The year 2020 will be known for many things, but aside from the global viral pandemic, it will also be remembered for having one of the worst heatwaves historically in the US, along with the worst wildfire season on record. As of this writing, wildfires have sprung around the western United States as a result of lightning strikes setting tinder and fuel in the forests on fire.
The most heavily affected states are California, Colorado, Washington, Oregon and Montana, but there are at least eight other states where large uncontained fires have broken out. The need for protecting your home is important.
Even if you aren’t in the immediate danger zones, the risk of a wildfire is still ever present, and the smoke and air pollution from the fires will affect everyone in the country one way or another as the smoke settles. Right now, the western United States is covered in wildfire smoke and it can be seen from satellite images as the smoke moves into the Pacific Ocean.
Wildfire smoke is dangerous because they contain main particulates and aerosols, which aren’t visible to the naked eye but stay aloft in the air for hours or even days, degrading air quality and causing respiratory problems for people such as asthma. Long term exposure to the particulates of this smoke can even cause cancer and heart disease. The health effects of wildfire smoke are unfortunately very real.
Scientists have noted that the amount of smoke this year is highly-unusual. Wildfires happen every year, but even considering how 2020’s historical heatwave has made things worse, the level of smoke we are seeing this year goes well beyond anyone’s expectations.
What can be done about the smoke? There are many things you can do to lessen the impact the smoke will have on your lives. If you aren’t among those unfortunate to need to evacuate their homes, you can do the following things to help lessen the impact on your family.
- Stay Indoors. In the occupational safety industry the best way to protect yourself, is to avoid the dangers altogether. The wildfires have thrown smoke, soot and particulates all over the air, making outdoor air pollution worse than usual. Work around this by staying home or indoors as much as possible.
- Keep windows and doors closed. Keeping the indoor air clear is important. We can protect our houses and our homes simply by closing the doors and windows at all times. Use fans and air conditioning to stay cool through this difficult time and limit the opening of these portals to the outside air as much as possible.
- Use a high-efficiency filter in your ventilation system. If you don’t ventilate your home, though, the air will grow stale and your air quality will suffer. Your ventilation system has to pull in fresh air from the outside, but if the air isn’t fresh due to the smoke a filter will do the trick. Install a good filter on your ventilation system to keep breathing the good air.
- Avoid activities that create particulates indoors. You can’t rely on opening the windows to ventilate your home, so these activities are no-no’s for the time being.
- Smoking (cigarettes or vapes)
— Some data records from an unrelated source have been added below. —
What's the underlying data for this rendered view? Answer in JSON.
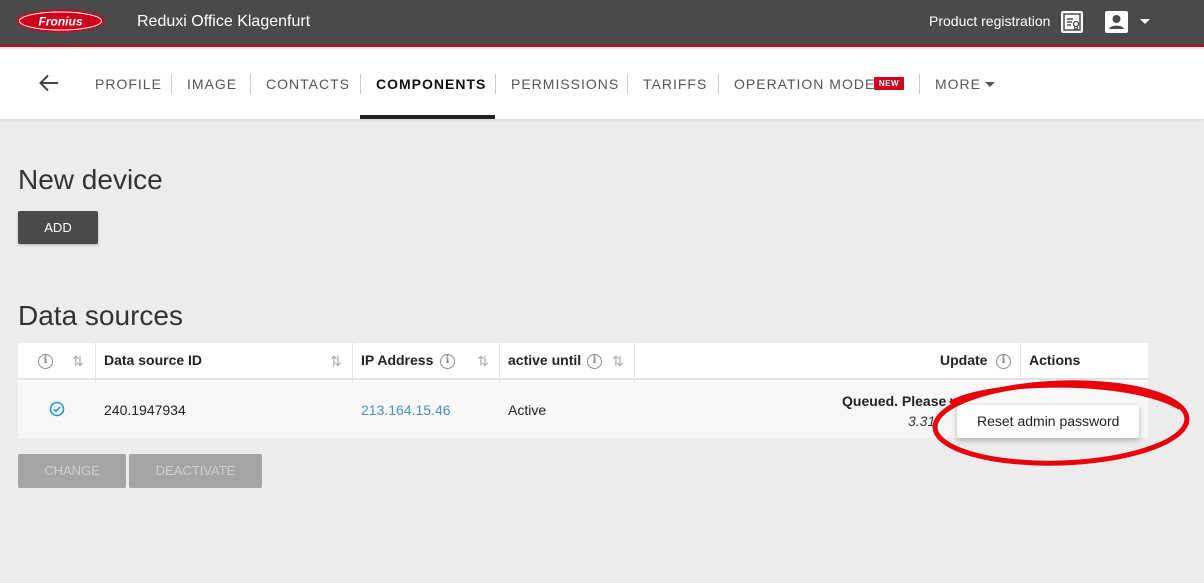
{
  "header": {
    "logo_text": "Fronius",
    "app_title": "Reduxi Office Klagenfurt",
    "product_registration": "Product registration",
    "brand_color": "#d0021b"
  },
  "tabs": [
    {
      "label": "PROFILE"
    },
    {
      "label": "IMAGE"
    },
    {
      "label": "CONTACTS"
    },
    {
      "label": "COMPONENTS",
      "active": true
    },
    {
      "label": "PERMISSIONS"
    },
    {
      "label": "TARIFFS"
    },
    {
      "label": "OPERATION MODE",
      "badge": "NEW"
    },
    {
      "label": "MORE"
    }
  ],
  "new_device": {
    "title": "New device",
    "add_label": "ADD"
  },
  "data_sources": {
    "title": "Data sources",
    "columns": {
      "data_source_id": "Data source ID",
      "ip_address": "IP Address",
      "active_until": "active until",
      "update": "Update",
      "actions": "Actions"
    },
    "rows": [
      {
        "data_source_id": "240.1947934",
        "ip_address": "213.164.15.46",
        "active_until": "Active",
        "update_status": "Queued. Please w",
        "update_version": "3.31"
      }
    ],
    "change_label": "CHANGE",
    "deactivate_label": "DEACTIVATE"
  },
  "actions_menu": {
    "reset_admin_password": "Reset admin password"
  },
  "annotation_color": "#e8000b"
}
- Cooking with gas, propane or wood-burning stoves. Use electric stoves for now.
- Aerosol sprays. These include spray deodorants and air-fresheners. Find non-spray alternatives.
- Frying or broiling food. Use different cooking methods for the meantime.
- Burning candles or incense. Use electric lamps if needed.
- Vacuuming. This stirs up the particulates in your house. Use a broom for now.
- Monitor the air in your home. Lastly, get an indoor air quality monitor. uHoo’s air quality monitor can detect the levels of PM2.5 particulate matter in your home, and knowing when the levels are high lets you take the steps to sort the problem out, which involves using ventilation to get the particles out of your living space.
In the end, keeping your home safe is a challenge because we are at the whim of mother nature. It’s unclear at this point how long the smoke will hang in the air. It depends a lot on the weather. A strong windy day along with some rain will help clear the air, but it’s unfortunate as wildfire season in August tends to come with hot days without much wind blowing.
Take care of yourself and your family and observe the best practices to lessen the impact of the wildfires and the smoke on your home.